The European Council / IGC / Italian presidency

Mr President, Mr President-in-Office of the Council, Mr President of the Commission, the failure of the draft constitution has obscured the fact that a number of positive decisions were taken at the Brussels summit, on such matters as, for example, the European security strategy. How, though, is such a strategy meant to be implemented if both the common political will for it and common institutions – such as a European foreign minister – are absent?
Today, Mr President-in-Office of the Council, you have declared, and rightly, that we are in a very, very precarious position as regards competition with the United States of America and with Asia, and you also referred to the state of affairs in the Far East, which amounts almost to anarchy. You were right to do so; how are we to compete successfully with them without a common will and common institutions, if we do not join together as Europeans in, for example, ensuring that Kyoto is implemented as a whole? Already, I hear many European industrialists saying, `We cannot be the only ones to implement Kyoto, or we will lose our competitive edge.´ That is only possible provided that a minimum of social and human rights is enforced, along with protection for the environment, provided that this shared constitutional Europe comes into being. The capacity of common purpose to accomplish something has been demonstrated by the way in which the Americans have dispensed with steel tariffs. If Europe acts together and presents a united front, we too have the opportunity and the capacity to get things done together.
This leads me to agree wholeheartedly with Mr Poettering that we need a European constitution as a symbol and as an instrument if we are to make this common purpose a reality on the global stage too. It is for that reason that I do not see the creation, at this point in time, of a core Europe as a way out. I might add that it is generally not the core of a fruit that is interesting, but its pulp, so creating a smaller core Europe is not a way out. Instead, Europe must be great, and we must hold it in common. If a few are unwilling to join in, then we have to consider how we are to achieve this constitutional Europe, this Europe in which as many as possible can share and which is open to all.
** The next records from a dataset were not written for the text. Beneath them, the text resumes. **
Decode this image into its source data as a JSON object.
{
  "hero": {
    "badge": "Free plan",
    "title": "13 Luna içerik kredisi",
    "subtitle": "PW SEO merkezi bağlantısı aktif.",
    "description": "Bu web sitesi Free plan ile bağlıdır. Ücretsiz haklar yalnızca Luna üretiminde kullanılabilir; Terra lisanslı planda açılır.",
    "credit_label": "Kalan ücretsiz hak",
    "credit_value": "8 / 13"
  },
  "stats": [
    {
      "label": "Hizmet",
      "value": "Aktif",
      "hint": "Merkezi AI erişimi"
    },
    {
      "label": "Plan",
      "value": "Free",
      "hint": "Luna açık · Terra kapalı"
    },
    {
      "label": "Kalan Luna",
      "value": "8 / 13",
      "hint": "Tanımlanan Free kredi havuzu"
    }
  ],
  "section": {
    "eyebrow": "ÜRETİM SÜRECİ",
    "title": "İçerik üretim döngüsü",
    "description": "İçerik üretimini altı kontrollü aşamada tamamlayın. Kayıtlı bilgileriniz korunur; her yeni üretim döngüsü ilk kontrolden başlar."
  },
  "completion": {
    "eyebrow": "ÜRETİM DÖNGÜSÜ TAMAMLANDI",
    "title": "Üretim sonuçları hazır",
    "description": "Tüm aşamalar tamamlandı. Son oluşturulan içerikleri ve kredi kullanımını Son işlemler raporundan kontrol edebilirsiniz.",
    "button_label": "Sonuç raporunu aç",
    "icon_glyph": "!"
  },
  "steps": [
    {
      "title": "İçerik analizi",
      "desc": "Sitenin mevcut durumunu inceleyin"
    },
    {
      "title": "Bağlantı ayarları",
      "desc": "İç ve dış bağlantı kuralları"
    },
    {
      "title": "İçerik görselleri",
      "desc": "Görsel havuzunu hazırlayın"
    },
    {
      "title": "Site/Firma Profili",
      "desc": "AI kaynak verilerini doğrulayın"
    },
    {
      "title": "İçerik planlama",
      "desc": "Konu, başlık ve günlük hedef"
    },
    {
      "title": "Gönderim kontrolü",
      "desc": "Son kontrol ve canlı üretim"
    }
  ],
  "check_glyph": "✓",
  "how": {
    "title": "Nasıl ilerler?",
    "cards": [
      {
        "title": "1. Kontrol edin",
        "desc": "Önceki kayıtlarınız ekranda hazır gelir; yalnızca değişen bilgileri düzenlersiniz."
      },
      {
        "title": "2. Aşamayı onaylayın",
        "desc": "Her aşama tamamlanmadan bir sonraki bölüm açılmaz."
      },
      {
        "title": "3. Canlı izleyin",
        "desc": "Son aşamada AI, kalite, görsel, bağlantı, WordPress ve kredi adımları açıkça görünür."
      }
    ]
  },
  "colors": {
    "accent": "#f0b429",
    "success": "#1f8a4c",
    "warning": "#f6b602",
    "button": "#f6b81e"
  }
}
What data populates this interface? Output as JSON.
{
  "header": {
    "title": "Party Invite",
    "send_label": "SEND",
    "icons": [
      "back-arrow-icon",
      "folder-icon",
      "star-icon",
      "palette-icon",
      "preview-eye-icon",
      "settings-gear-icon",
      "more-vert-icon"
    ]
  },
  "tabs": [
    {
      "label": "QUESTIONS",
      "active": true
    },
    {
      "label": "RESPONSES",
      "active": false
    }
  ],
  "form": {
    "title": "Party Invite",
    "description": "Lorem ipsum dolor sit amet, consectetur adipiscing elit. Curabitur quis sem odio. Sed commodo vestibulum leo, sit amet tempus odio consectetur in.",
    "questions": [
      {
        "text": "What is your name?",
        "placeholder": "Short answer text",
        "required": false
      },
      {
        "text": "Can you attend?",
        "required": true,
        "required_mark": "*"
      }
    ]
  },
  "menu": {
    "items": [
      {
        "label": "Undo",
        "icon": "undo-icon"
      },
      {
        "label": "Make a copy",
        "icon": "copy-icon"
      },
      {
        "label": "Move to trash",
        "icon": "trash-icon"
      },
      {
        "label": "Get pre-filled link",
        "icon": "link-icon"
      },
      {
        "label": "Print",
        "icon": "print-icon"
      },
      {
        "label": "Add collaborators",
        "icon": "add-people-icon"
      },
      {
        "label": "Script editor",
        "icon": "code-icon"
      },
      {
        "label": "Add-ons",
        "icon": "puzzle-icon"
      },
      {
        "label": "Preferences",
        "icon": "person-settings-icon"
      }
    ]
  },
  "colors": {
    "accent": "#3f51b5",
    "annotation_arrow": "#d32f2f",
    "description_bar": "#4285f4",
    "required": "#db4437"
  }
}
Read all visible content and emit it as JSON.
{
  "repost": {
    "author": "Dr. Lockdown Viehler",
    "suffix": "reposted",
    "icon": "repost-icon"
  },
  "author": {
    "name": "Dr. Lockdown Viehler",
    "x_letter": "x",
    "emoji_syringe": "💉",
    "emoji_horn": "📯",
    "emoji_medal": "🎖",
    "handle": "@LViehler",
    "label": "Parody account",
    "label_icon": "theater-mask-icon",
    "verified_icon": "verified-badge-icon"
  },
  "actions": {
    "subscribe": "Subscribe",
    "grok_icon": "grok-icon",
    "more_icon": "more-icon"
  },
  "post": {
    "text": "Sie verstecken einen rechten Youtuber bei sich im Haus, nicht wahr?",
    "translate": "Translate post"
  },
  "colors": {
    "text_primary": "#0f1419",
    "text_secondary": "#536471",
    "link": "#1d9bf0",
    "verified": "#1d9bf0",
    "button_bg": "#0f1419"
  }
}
What this means is that both the Italian and Irish Presidencies of the Council must now carry the message that we have to work in order to bring about a common Europe with a common constitution and with as many Member States as possible. We must not allow our vision to fade away, nor must we, under any circumstances, abandon a common Europe with a common constitution!